"The coronavirus threatens to paralyze global growth," said Tom Orlik, the chief economist at Bloomberg Economics.
"A month ago, the most likely scenario seemed like a major outbreak limited to China and other countries suffering relatively minor effects. That now looks too optimistic," he said.
[Airlines could lose up to $ 113 billion in revenue this year.]
"The chances of the worst-case scenario happening , with the major economies suffering a significant impact, are increasing day by day."
In that case, the global cost could reach US $ 2.7 trillion, if all countries are exposed to the consequences of the pandemic.
And if the American economy contracts, Orlik said, the dynamics of the presidential elections could also be affected.
Rohan Williamson, professor of finance at the McDonough School of Business at Georgetown University, Washington DC, also believes that we are close to a global recession.
The effects of the coronavirus and volatility on global stock markets are indicators of concern to investors, he said.

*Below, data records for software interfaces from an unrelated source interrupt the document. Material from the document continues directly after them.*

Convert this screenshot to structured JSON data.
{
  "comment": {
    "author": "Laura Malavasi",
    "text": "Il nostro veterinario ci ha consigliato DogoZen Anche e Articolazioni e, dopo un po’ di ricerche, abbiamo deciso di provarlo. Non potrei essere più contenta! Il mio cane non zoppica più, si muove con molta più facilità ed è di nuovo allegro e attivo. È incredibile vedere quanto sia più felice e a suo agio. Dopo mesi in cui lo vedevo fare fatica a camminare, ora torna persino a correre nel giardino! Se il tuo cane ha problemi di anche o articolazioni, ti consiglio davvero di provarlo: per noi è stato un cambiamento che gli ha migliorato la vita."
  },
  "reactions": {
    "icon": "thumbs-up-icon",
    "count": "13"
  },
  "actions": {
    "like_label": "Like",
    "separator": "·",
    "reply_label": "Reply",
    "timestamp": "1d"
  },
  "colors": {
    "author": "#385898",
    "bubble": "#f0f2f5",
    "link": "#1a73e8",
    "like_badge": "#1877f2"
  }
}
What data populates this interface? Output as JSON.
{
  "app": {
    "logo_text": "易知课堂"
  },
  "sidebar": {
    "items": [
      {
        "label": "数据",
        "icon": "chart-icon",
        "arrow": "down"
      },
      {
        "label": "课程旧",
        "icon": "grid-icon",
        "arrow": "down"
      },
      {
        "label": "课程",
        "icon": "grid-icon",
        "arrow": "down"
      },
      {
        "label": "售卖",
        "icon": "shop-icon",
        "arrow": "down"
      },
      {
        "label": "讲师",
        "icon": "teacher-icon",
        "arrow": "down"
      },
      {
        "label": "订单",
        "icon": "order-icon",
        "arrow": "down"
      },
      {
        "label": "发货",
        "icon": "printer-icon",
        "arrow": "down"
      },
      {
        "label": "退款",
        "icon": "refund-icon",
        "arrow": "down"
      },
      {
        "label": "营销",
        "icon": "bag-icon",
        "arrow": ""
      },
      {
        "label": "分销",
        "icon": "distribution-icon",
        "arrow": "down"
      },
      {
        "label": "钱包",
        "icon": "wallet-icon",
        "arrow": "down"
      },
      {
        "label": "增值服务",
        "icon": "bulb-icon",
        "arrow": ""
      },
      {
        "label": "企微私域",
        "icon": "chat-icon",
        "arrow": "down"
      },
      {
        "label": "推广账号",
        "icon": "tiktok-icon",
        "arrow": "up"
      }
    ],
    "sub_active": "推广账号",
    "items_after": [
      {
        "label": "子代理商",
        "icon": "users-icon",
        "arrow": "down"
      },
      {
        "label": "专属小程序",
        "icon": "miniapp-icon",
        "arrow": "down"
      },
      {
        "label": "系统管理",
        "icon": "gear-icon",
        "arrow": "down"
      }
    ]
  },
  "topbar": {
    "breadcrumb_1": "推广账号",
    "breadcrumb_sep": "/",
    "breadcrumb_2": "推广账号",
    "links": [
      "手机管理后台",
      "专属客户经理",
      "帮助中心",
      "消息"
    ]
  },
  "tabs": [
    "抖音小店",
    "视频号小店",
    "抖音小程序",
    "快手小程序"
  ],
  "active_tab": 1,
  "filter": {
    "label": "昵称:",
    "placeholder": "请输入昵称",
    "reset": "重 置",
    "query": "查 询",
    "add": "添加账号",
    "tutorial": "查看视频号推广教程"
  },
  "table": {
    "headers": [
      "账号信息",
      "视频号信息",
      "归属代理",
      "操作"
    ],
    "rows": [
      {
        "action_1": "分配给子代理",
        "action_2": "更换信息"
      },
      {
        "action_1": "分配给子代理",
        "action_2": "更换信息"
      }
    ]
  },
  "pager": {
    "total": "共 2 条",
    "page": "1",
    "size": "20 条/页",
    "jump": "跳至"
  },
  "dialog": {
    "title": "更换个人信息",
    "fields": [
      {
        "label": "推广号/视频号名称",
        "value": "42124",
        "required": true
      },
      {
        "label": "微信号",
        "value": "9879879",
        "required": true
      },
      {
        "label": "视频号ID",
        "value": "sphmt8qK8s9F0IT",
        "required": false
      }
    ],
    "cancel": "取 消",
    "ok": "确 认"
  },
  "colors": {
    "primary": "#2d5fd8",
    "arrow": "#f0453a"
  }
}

"Clearly there has been a shock to global demand that has a huge impact," explained Williamson.
AND LATIN AMERICA?
Marcos Casarin, chief economist for Latin America at the British consulting firm Oxford Economics, projected that the general economic contraction will drop in the first quarter and will be "short-lived" .
From that perspective, Casarin said that under the circumstances, "we are very close to a global recession", although the main question mark is what will happen to the recovery that should come in the second quarter.
"It will all depend on how many emergency blocks are imposed beyond March."
In the case of Latin America, he explains, we are facing a worrying cocktail.
"The combination of falling oil prices, currency collapses and coronaviruses is definitely negative for growth, " said the economist.
[Brazil, Chile and Colombia are among the countries most affected by the devaluation of their currencies so far this year.]
And countries that are already in recession (such as Argentina , for example) "will see a deeper recession," while those on the brink of one, such as Mexico , "will be dragged into a recession . "
On how to deal with the crisis in the region, Casarin says that most governments have practically no room to relax fiscal policy, that is, lower interest rates, reducing the cost of credit.
THE WORST IS YET TO COME:
Although projections vary, there is a kind of consensus among financial analysts that the outlook should improve in the second half of the year.
However, many warn that the economic impact has not bottomed out, as the virus continues to spread rapidly .
"The worst for the economy is yet to come in the coming months," wrote Joachim Fels in a note to his clients, global economic adviser to PIMCO (Pacific Investment Management Company), a firm that manages large-scale investment funds.
["Coronavirus threatens to paralyze global growth," said Tom Orlik, chief economist at Bloomberg Economics.]
While Jan Hatzius, chief economist at investment bank Goldman Sachs , informed clients that the duration and depth of the economic downturn depend on the measures taken by governments.
It remains to be seen "whether health authorities can materially delay the spread of the virus through increased testing, restrictions on mass gatherings and quarantines of infected people."
Neil Shearing, chief economist at analyst firm Capital Economics, warned that if conditions worsen, a "sharp, but probably short, recession is coming ."
And he added that as the virus spreads, there is a good chance that the most negative scenario of economic projections will become the most likely.
International organizations have also made projections considering different scenarios, according to the rate of spread of the virus.
In the worst case scenario, world economic growth could drop to half of what had been projected (falling as low as 1.5%), according to the Organization for Economic Cooperation and Development (OECD).
And the United Nations Conference on Trade and Development (UNCTAD) this week warned that the cost of the crisis in global income could reach US $ 2 trillion, and that the duration and depth of the crisis will depend on three things.: How far and how fast will the virus spread, how long will it take before a vaccine is found, and how effective will governments be at mitigating the damage.